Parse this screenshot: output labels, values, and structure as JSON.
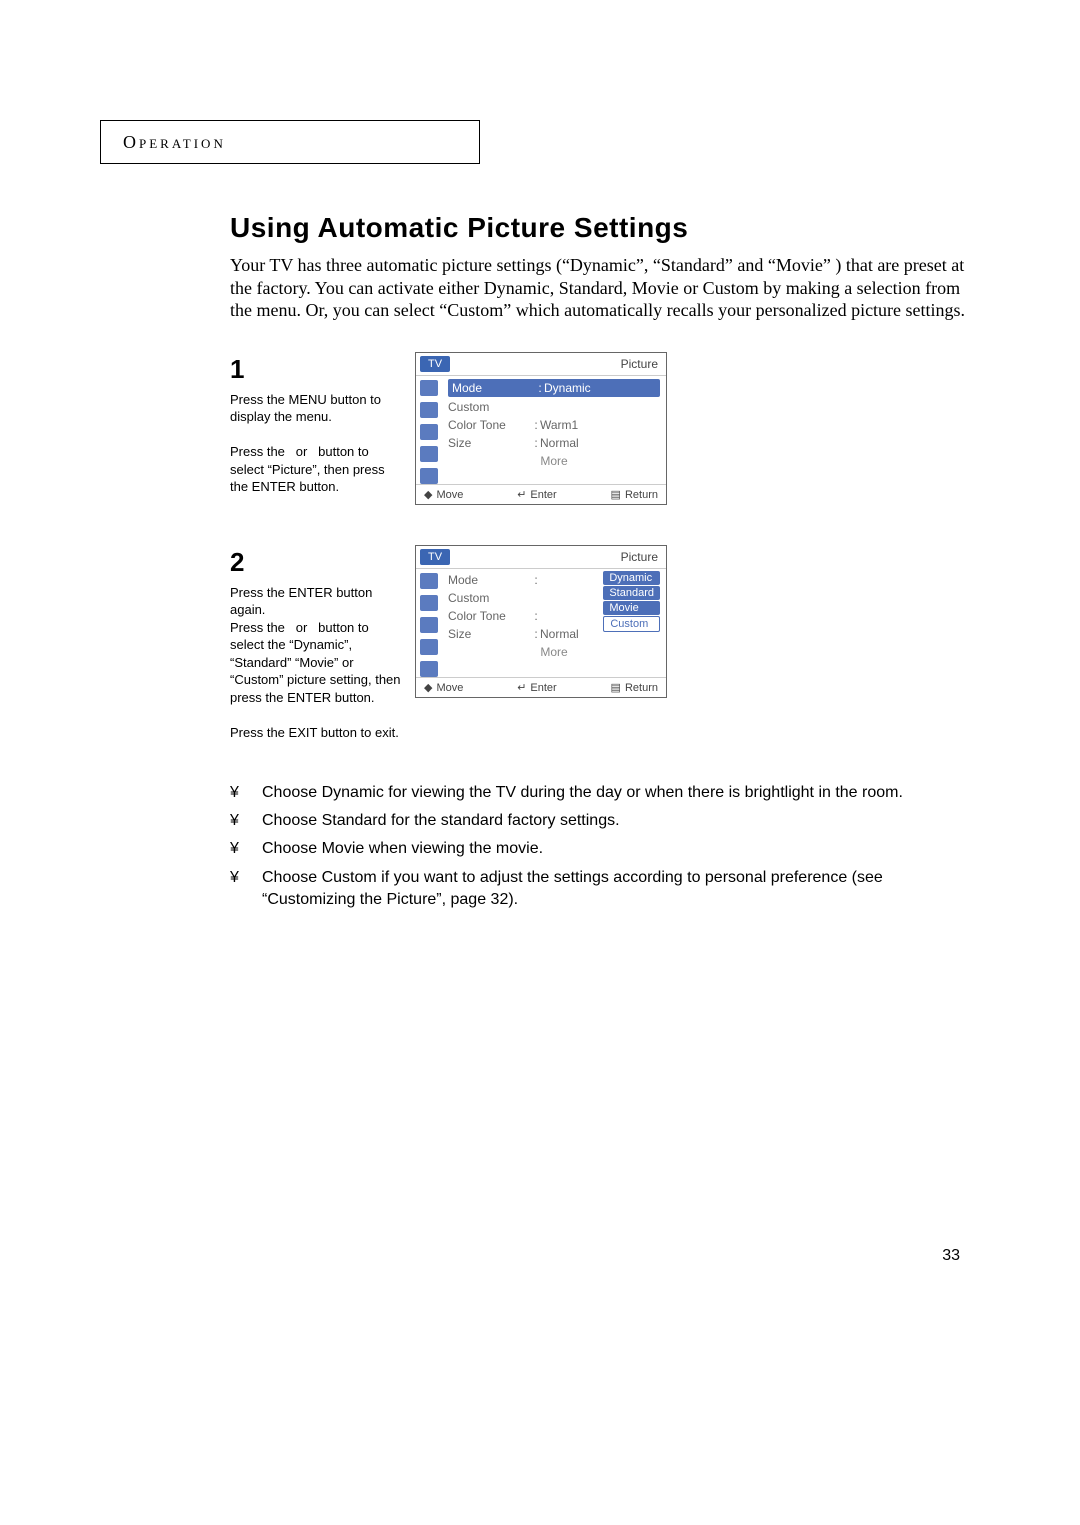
{
  "section_label": "Operation",
  "title": "Using Automatic Picture Settings",
  "intro": "Your TV has three automatic picture settings (“Dynamic”, “Standard” and “Movie” ) that are preset at the factory.  You can activate either Dynamic, Standard, Movie or Custom by making a selection from the menu. Or, you can select “Custom” which automatically recalls your personalized picture settings.",
  "steps": {
    "s1": {
      "num": "1",
      "text": "Press the MENU button to display the menu.\n\nPress the   or   button to select “Picture”, then press the ENTER button."
    },
    "s2": {
      "num": "2",
      "text": "Press the ENTER button again.\nPress the   or   button to select the “Dynamic”, “Standard” “Movie” or “Custom” picture setting, then press the ENTER button.\n\nPress the EXIT button to exit."
    }
  },
  "osd": {
    "tv": "TV",
    "title": "Picture",
    "rows": {
      "mode": {
        "label": "Mode",
        "value": "Dynamic"
      },
      "custom": {
        "label": "Custom"
      },
      "colortone": {
        "label": "Color Tone",
        "value": "Warm1"
      },
      "size": {
        "label": "Size",
        "value": "Normal"
      },
      "more": {
        "label": "More"
      }
    },
    "dropdown": [
      "Dynamic",
      "Standard",
      "Movie",
      "Custom"
    ],
    "dropdown_below": "Normal",
    "footer": {
      "move": "Move",
      "enter": "Enter",
      "return": "Return"
    }
  },
  "bullets": [
    "Choose Dynamic for viewing the TV during the day or when there is brightlight in the room.",
    "Choose Standard for the standard factory settings.",
    "Choose Movie when viewing the movie.",
    "Choose Custom if you want to adjust the settings according to personal preference (see “Customizing the Picture”, page 32)."
  ],
  "bullet_sym": "¥",
  "page_number": "33"
}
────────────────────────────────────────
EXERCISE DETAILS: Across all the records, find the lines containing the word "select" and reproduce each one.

EXPECTED ANSWER:
  "intro": "Your TV has three automatic picture settings (“Dynamic”, “Standard” and “Movie” ) that are preset at the factory.  You can activate either Dynamic, Standard, Movie or Custom by making a selection from the menu. Or, you can select “Custom” which automatically recalls your personalized picture settings.",
      "text": "Press the MENU button to display the menu.\n\nPress the   or   button to select “Picture”, then press the ENTER button."
      "text": "Press the ENTER button again.\nPress the   or   button to select the “Dynamic”, “Standard” “Movie” or “Custom” picture setting, then press the ENTER button.\n\nPress the EXIT button to exit."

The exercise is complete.